There is a common misconception that organics is a new fad or something reserved for left-wing hippies, greenies or the well-to-do.
What people forget is that organic farming is actually the traditional way of farming. Conventional farming became the new norm for industrialised countries after the ‘green-revolution’ of the 1950s and 60s. This period saw the development of new seed varieties, and mass use of fertiliser and irrigation to produce higher yields.
The big difference between organic and conventional farming is that conventional farming relies on chemical inputs and a highly mechanised approach, whereas organics is about farming the natural way. Although, it is important to note that some large-sale organic farms still use conventional approaches such as mono-crops and some conventional farms also adhere to organic principles, using limited amounts of chemical inputs.

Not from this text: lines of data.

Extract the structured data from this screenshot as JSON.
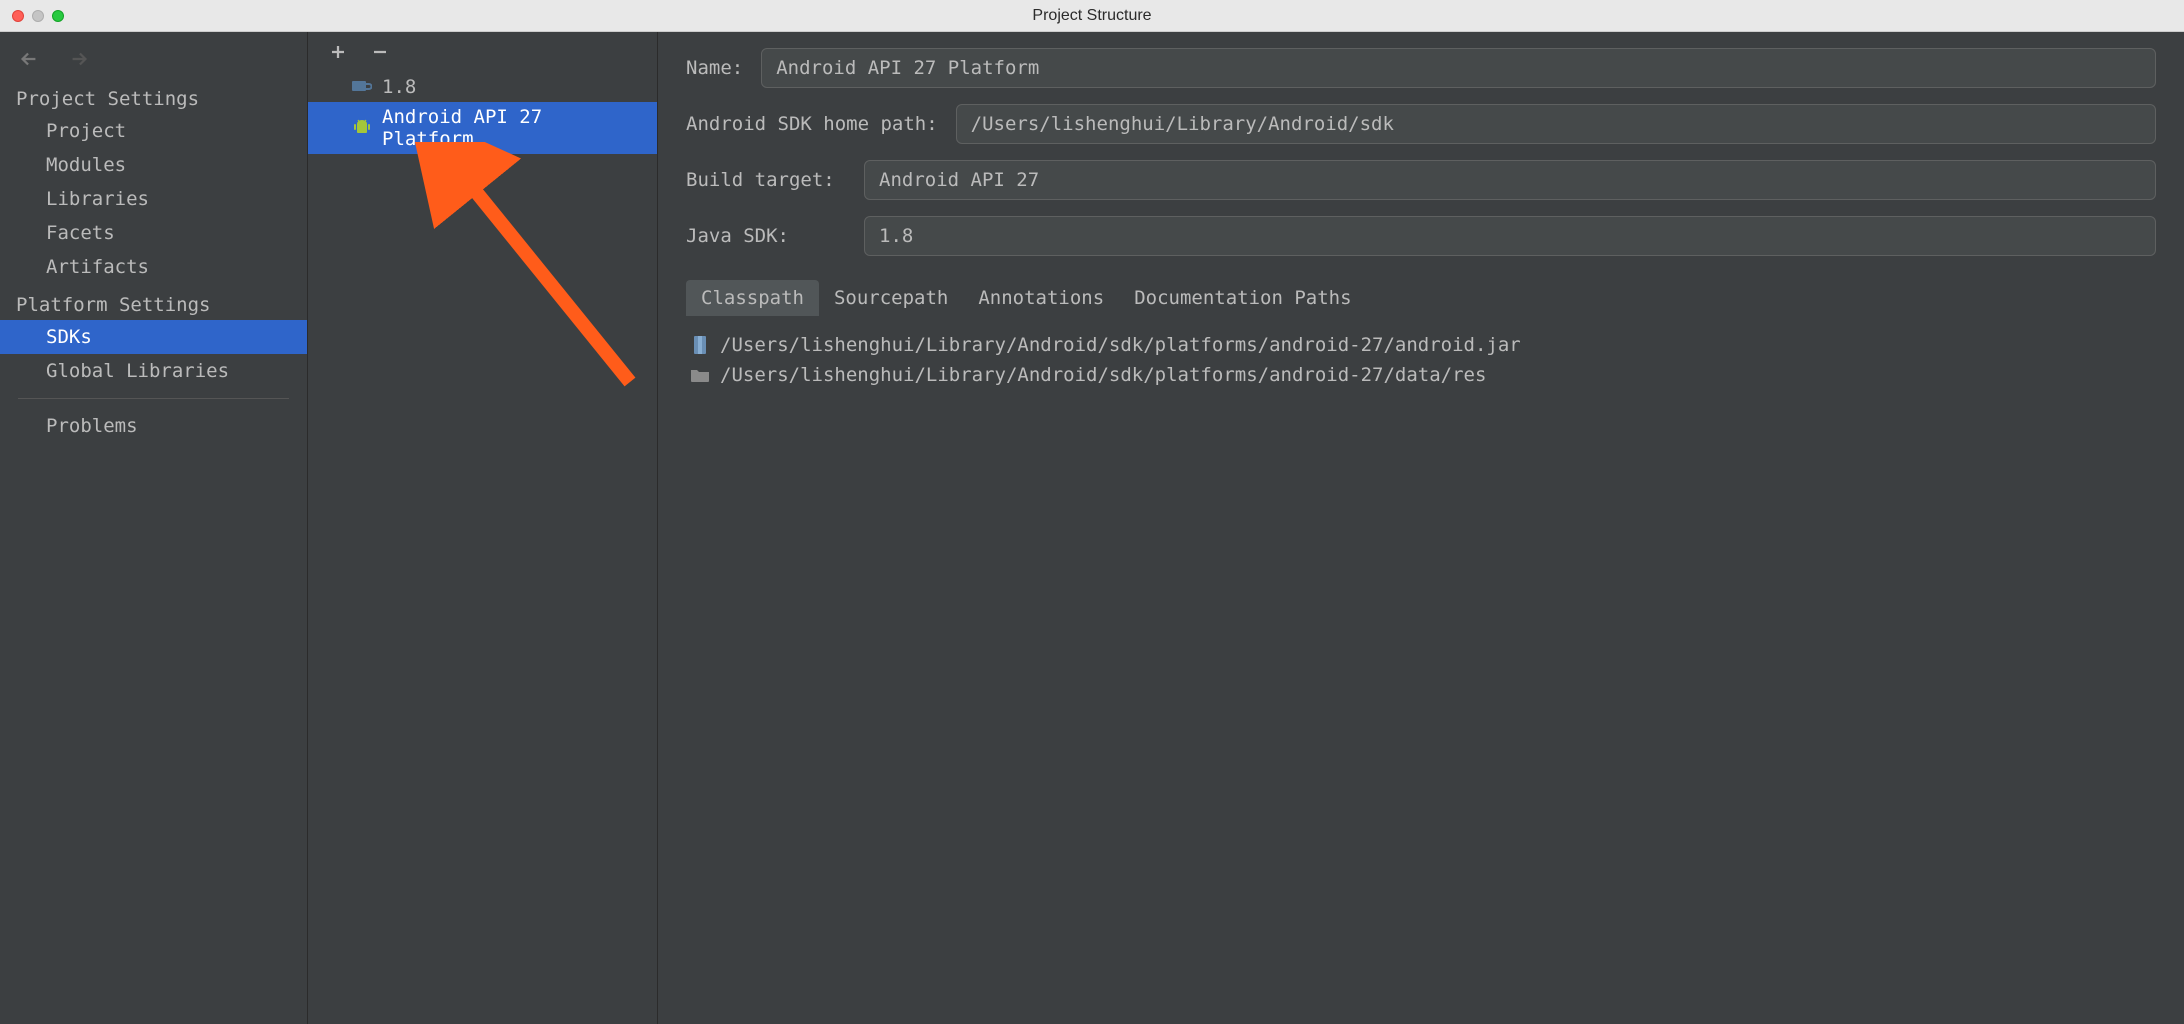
{
  "window": {
    "title": "Project Structure"
  },
  "sections": {
    "project_settings": {
      "label": "Project Settings",
      "items": [
        "Project",
        "Modules",
        "Libraries",
        "Facets",
        "Artifacts"
      ]
    },
    "platform_settings": {
      "label": "Platform Settings",
      "items": [
        "SDKs",
        "Global Libraries"
      ]
    },
    "problems": {
      "label": "Problems"
    }
  },
  "sdk_list": {
    "items": [
      {
        "icon": "java-icon",
        "label": "1.8"
      },
      {
        "icon": "android-icon",
        "label": "Android API 27 Platform"
      }
    ],
    "selected_index": 1
  },
  "details": {
    "name_label": "Name:",
    "name_value": "Android API 27 Platform",
    "sdk_home_label": "Android SDK home path:",
    "sdk_home_value": "/Users/lishenghui/Library/Android/sdk",
    "build_target_label": "Build target:",
    "build_target_value": "Android API 27",
    "java_sdk_label": "Java SDK:",
    "java_sdk_value": "1.8",
    "tabs": [
      "Classpath",
      "Sourcepath",
      "Annotations",
      "Documentation Paths"
    ],
    "classpath": [
      {
        "icon": "jar-icon",
        "path": "/Users/lishenghui/Library/Android/sdk/platforms/android-27/android.jar"
      },
      {
        "icon": "folder-icon",
        "path": "/Users/lishenghui/Library/Android/sdk/platforms/android-27/data/res"
      }
    ]
  }
}
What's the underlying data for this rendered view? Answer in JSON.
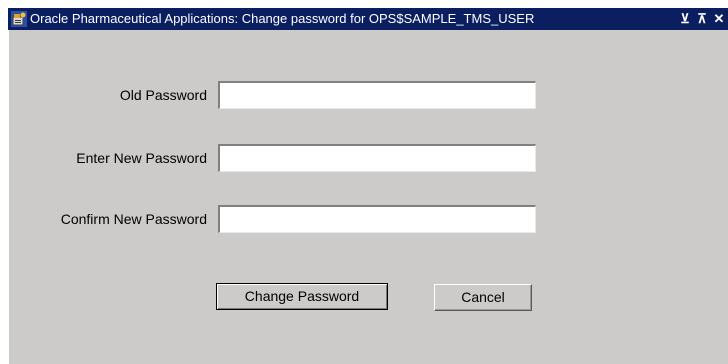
{
  "window": {
    "title": "Oracle Pharmaceutical Applications: Change password for OPS$SAMPLE_TMS_USER",
    "controls": {
      "minimize_glyph": "⊻",
      "maximize_glyph": "⊼",
      "close_glyph": "✕"
    },
    "icons": [
      "app-icon",
      "minimize-icon",
      "maximize-icon",
      "close-icon"
    ]
  },
  "form": {
    "old_password": {
      "label": "Old Password",
      "value": ""
    },
    "new_password": {
      "label": "Enter New Password",
      "value": ""
    },
    "confirm_password": {
      "label": "Confirm New Password",
      "value": ""
    }
  },
  "buttons": {
    "change_password": "Change Password",
    "cancel": "Cancel"
  },
  "colors": {
    "titlebar": "#0a1e60",
    "dialog_background": "#cdcbc9",
    "field_background": "#ffffff"
  }
}
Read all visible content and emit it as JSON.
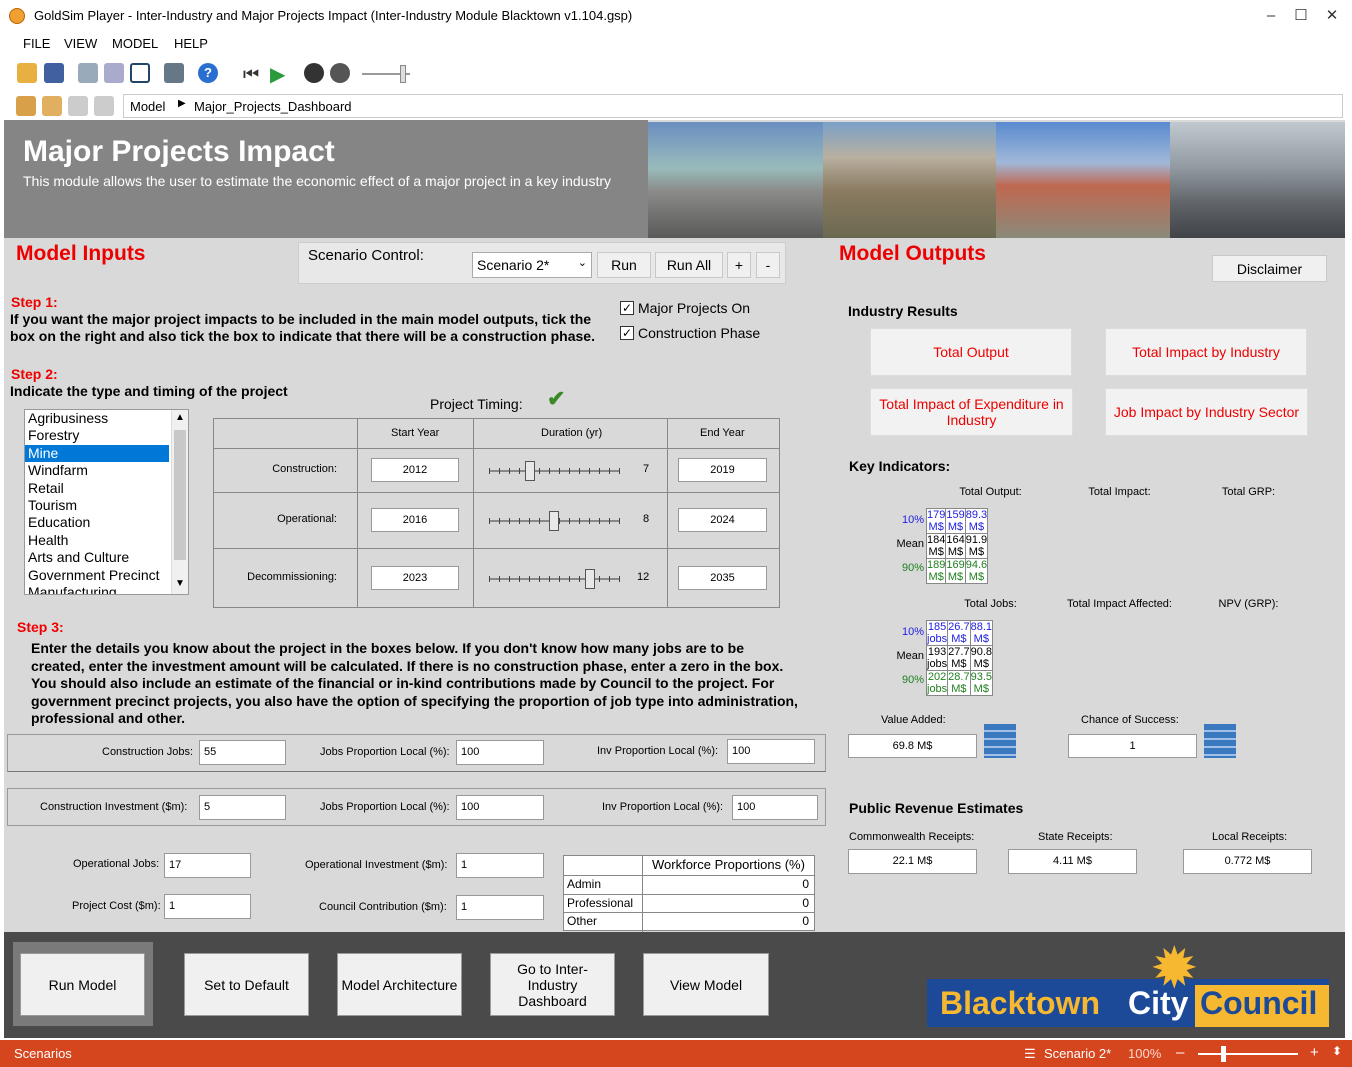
{
  "window": {
    "title": "GoldSim Player - Inter-Industry and Major Projects Impact (Inter-Industry Module  Blacktown v1.104.gsp)"
  },
  "menu": [
    "FILE",
    "VIEW",
    "MODEL",
    "HELP"
  ],
  "path": {
    "root": "Model",
    "current": "Major_Projects_Dashboard"
  },
  "banner": {
    "title": "Major Projects Impact",
    "subtitle": "This module allows the user to estimate the economic effect of a major project in a key industry"
  },
  "inputs": {
    "heading": "Model Inputs",
    "scenario_label": "Scenario Control:",
    "scenario_value": "Scenario 2*",
    "run": "Run",
    "run_all": "Run All",
    "plus": "+",
    "minus": "-",
    "step1": "Step 1:",
    "step1_text": "If you want the major project impacts to be included in the main model outputs, tick the box on the right and also tick the box to indicate that there will be a construction phase.",
    "cb_major": "Major Projects On",
    "cb_construction": "Construction Phase",
    "step2": "Step 2:",
    "step2_text": "Indicate the type and timing of the project",
    "timing_label": "Project Timing:",
    "industries": [
      "Agribusiness",
      "Forestry",
      "Mine",
      "Windfarm",
      "Retail",
      "Tourism",
      "Education",
      "Health",
      "Arts and Culture",
      "Government Precinct",
      "Manufacturing"
    ],
    "selected_industry": "Mine",
    "timing_headers": [
      "Start Year",
      "Duration (yr)",
      "End Year"
    ],
    "timing_rows": [
      {
        "label": "Construction:",
        "start": "2012",
        "duration": "7",
        "end": "2019",
        "slider": 0.3
      },
      {
        "label": "Operational:",
        "start": "2016",
        "duration": "8",
        "end": "2024",
        "slider": 0.5
      },
      {
        "label": "Decommissioning:",
        "start": "2023",
        "duration": "12",
        "end": "2035",
        "slider": 0.8
      }
    ],
    "step3": "Step 3:",
    "step3_text": "Enter the details you know about the project in the boxes below. If you don't know how many jobs are to be created, enter the investment amount will be calculated. If there is no construction phase, enter a zero in the box. You should also include an estimate of the financial or in-kind contributions made by Council to the project. For government precinct projects, you also have the option of specifying the proportion of job type into administration, professional and other.",
    "construction_jobs_label": "Construction Jobs:",
    "construction_jobs": "55",
    "jobs_prop_local_label": "Jobs Proportion Local (%):",
    "jobs_prop_local_1": "100",
    "inv_prop_local_label": "Inv Proportion Local (%):",
    "inv_prop_local_1": "100",
    "construction_inv_label": "Construction Investment ($m):",
    "construction_inv": "5",
    "jobs_prop_local_2": "100",
    "inv_prop_local_2": "100",
    "operational_jobs_label": "Operational Jobs:",
    "operational_jobs": "17",
    "operational_inv_label": "Operational Investment ($m):",
    "operational_inv": "1",
    "project_cost_label": "Project Cost ($m):",
    "project_cost": "1",
    "council_contrib_label": "Council Contribution ($m):",
    "council_contrib": "1",
    "workforce_header": "Workforce Proportions (%)",
    "workforce": [
      {
        "label": "Admin",
        "value": "0"
      },
      {
        "label": "Professional",
        "value": "0"
      },
      {
        "label": "Other",
        "value": "0"
      }
    ]
  },
  "outputs": {
    "heading": "Model Outputs",
    "disclaimer": "Disclaimer",
    "industry_results": "Industry Results",
    "btn_total_output": "Total Output",
    "btn_total_impact": "Total Impact by Industry",
    "btn_expenditure": "Total Impact of Expenditure in Industry",
    "btn_job_impact": "Job Impact by Industry Sector",
    "key_indicators": "Key Indicators:",
    "t1_headers": [
      "Total Output:",
      "Total Impact:",
      "Total GRP:"
    ],
    "t1_rows": [
      {
        "p": "10%",
        "v": [
          "179 M$",
          "159 M$",
          "89.3 M$"
        ]
      },
      {
        "p": "Mean",
        "v": [
          "184 M$",
          "164 M$",
          "91.9 M$"
        ]
      },
      {
        "p": "90%",
        "v": [
          "189 M$",
          "169 M$",
          "94.6 M$"
        ]
      }
    ],
    "t2_headers": [
      "Total Jobs:",
      "Total Impact Affected:",
      "NPV (GRP):"
    ],
    "t2_rows": [
      {
        "p": "10%",
        "v": [
          "185 jobs",
          "26.7 M$",
          "88.1 M$"
        ]
      },
      {
        "p": "Mean",
        "v": [
          "193 jobs",
          "27.7 M$",
          "90.8 M$"
        ]
      },
      {
        "p": "90%",
        "v": [
          "202 jobs",
          "28.7 M$",
          "93.5 M$"
        ]
      }
    ],
    "value_added_label": "Value Added:",
    "value_added": "69.8 M$",
    "chance_label": "Chance of Success:",
    "chance": "1",
    "public_revenue": "Public Revenue Estimates",
    "commonwealth_label": "Commonwealth Receipts:",
    "commonwealth": "22.1 M$",
    "state_label": "State Receipts:",
    "state": "4.11 M$",
    "local_label": "Local Receipts:",
    "local": "0.772 M$"
  },
  "footer": {
    "run_model": "Run Model",
    "set_default": "Set to Default",
    "architecture": "Model Architecture",
    "goto": "Go to Inter-Industry Dashboard",
    "view_model": "View Model",
    "logo_word1": "Blacktown",
    "logo_word2": "City",
    "logo_word3": "Council"
  },
  "status": {
    "left": "Scenarios",
    "scenario": "Scenario 2*",
    "zoom": "100%"
  },
  "colors": {
    "accent_red": "#e00000",
    "status_bar": "#d5461f",
    "low_pct": "#2020e0",
    "high_pct": "#208020"
  }
}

For ease, we have used the traditional definitions of ‘conventional’ and ‘organic’ farming when explaining the differences, however, an alternative approach to industrial farming which is gaining support is ‘agro-ecological farming’ This is a way of growing food that builds, rather than destroys ecosystems. Instead of spraying chemicals to get rid of pests, it is about growing plants that attract beneficial insects. Instead of applying fossil-fuel-based fertilisers to the soil, which destroys the soil’s capacity to regenerate, a technique is to lace the fields with legumes, which naturally help to fix nitrogen in the soil1. This approach shows promise for the future of food.
See more from Sustainable Table on Organics:
Find out more about why organics is a big part of the answer at the BFA guide to ‘What is organic?‘